**ASSIGNMENT:**
From the listing below, copy out every line where the word "English" appears.

**PROVIDED MATERIAL:**
◇ ◇ ◇ ◇ ◇

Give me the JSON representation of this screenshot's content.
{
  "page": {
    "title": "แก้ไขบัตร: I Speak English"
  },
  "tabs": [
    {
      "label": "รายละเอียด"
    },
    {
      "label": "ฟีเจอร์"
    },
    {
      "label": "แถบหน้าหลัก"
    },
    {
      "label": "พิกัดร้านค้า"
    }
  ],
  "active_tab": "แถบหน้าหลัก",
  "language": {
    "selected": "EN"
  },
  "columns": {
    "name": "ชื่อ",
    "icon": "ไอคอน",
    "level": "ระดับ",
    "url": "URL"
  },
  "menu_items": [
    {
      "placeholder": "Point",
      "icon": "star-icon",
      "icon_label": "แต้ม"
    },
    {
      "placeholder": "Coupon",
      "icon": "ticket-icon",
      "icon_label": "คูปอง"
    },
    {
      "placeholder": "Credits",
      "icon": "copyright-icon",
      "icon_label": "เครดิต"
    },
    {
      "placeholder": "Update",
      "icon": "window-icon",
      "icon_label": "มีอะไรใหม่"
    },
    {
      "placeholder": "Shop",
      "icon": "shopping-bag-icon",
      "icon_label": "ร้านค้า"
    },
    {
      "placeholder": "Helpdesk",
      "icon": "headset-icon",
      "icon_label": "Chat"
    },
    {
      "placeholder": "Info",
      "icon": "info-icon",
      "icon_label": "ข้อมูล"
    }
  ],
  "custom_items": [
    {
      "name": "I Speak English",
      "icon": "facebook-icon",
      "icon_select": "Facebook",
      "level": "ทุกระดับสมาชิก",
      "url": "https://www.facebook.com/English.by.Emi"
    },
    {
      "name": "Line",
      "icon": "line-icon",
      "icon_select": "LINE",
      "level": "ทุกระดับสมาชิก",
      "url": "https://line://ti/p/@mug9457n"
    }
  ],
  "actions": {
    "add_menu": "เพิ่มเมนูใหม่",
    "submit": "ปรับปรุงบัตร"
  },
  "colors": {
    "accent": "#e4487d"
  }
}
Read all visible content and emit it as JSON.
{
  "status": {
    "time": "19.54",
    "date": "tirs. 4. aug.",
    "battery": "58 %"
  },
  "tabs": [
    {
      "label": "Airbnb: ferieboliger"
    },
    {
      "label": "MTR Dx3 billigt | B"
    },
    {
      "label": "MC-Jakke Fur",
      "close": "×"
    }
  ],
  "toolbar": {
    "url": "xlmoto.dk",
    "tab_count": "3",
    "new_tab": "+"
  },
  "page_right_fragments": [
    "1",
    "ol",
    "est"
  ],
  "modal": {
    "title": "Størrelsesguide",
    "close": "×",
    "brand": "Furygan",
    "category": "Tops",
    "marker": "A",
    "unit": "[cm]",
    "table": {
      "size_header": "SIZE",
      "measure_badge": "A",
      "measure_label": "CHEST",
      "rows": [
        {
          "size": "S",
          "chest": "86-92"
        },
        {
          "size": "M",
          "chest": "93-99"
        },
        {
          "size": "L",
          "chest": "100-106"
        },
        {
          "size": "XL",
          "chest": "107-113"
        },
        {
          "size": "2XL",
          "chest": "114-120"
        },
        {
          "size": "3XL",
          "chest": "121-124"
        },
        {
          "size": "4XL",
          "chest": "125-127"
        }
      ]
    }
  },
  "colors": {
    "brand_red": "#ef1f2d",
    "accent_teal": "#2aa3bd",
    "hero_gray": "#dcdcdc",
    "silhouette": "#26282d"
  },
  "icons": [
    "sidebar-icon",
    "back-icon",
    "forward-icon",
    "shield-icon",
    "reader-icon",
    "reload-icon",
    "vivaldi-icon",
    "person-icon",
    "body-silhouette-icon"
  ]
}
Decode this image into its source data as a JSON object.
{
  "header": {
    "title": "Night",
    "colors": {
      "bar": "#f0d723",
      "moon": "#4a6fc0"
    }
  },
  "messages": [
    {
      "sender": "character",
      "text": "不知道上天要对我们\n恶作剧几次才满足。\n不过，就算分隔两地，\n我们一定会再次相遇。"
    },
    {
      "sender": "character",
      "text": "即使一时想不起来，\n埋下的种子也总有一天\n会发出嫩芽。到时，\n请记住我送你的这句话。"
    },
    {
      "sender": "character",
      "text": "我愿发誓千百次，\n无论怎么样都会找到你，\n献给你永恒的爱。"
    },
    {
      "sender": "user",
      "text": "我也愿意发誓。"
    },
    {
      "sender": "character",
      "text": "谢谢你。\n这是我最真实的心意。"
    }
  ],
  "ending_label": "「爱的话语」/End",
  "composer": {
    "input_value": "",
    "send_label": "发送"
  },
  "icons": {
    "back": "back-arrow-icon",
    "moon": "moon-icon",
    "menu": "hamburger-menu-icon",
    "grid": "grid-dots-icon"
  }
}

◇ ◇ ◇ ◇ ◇

**TASK ANSWER:**
    "title": "แก้ไขบัตร: I Speak English"
      "name": "I Speak English",
      "url": "https://www.facebook.com/English.by.Emi"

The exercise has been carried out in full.